      The result was the birth of the Caliber 260.

      The chronograph seconds hand rotates around the dial in 30 seconds instead of 60, making it easier to measure tenths of a second.

      Nowadays, Longines is known as the official timer for equestrian sports, horse racing, tennis and gymnastics.

      This includes tennis tournaments such as the US Triple Crown and the French Open.

      A logo that has been loved for a long time

      The Longines winged hourglass logo has been in use, in some form or another, since 1867.

      The current Art Deco style version came into use in 1942.

      The Longines brand name was filed with the Swiss Intellectual Property Office in 1880.

      The logo was registered with the firm in 1889.

      Longines: A logo that has been loved for a long time

      The brand name and logo were submitted to the United Nations Intellectual Property Office (later the World Intellectual Property Organization) in 1893.

      This makes Longines the oldest brand name registered with WIPO and still in use today.

      Relationship with ETA

      Throughout its history, Longines has gained a reputation for developing specialized movements.

      In 1971, Longines was acquired by ASUAG, which merged to become SMH and later the Swatch Group.

      After being acquired by ASUAG and the subsequent merger between ASUAG and SSIH, the new conglomerate's movement manufacturing was transferred to Ebauches SA and then to ETASA when the two were integrated.

      However, Longines continued to consult with ETA, resulting in Longines' own movements over the years.

      Currently, four are in production, including the A08.231 mentioned above, with further development ongoing.

      Recent Releases

      Notable recent releases include the Conquest Classic collection and the Avigation Oversized Crown model.

      The Conquest Classic Chronograph is powered by the L688 movement and evokes the classic style of the early days.

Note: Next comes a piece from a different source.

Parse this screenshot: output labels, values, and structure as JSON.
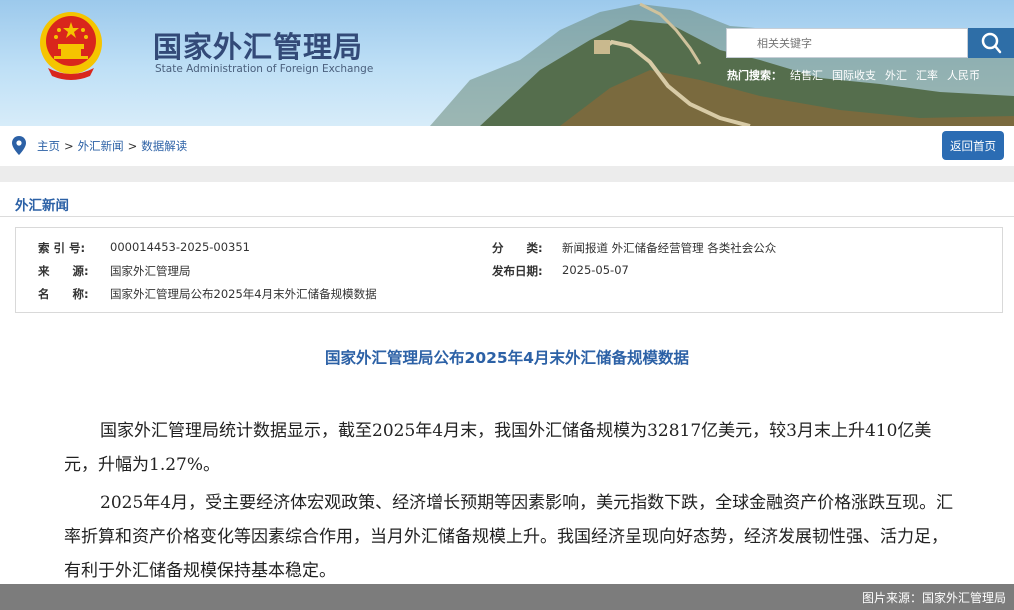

      Longines Left: Avigation Oversized Crown Model Right: Conquest Classic Chronograph

      The Avigation Oversized Crown model closely resembles 1940s-style pilot's watches.

      It is available in three versions: a three-hand model, a GMT model, and a monopusher chronograph with two registers.

      The chronograph is equipped with the L788 movement, which is also used in the classic design Avigation watch Type A-7.

      The Type A-7 has a monopusher (crown) at the 12 o'clock position and the dial rotates 45 degrees with the lugs.

      This allows you to have a good view of the clock while driving a vehicle without taking your hands off the wheel.

      Our goal

      Longines will continue to move in its own unique direction.

      The Swatch Group is also doing very well, continuing to release great new models.

      You can see this by looking at growth in the current economic climate.

      Asia and the United States remain strong markets, and it seems certain that Longines' reputation will continue for some time to come.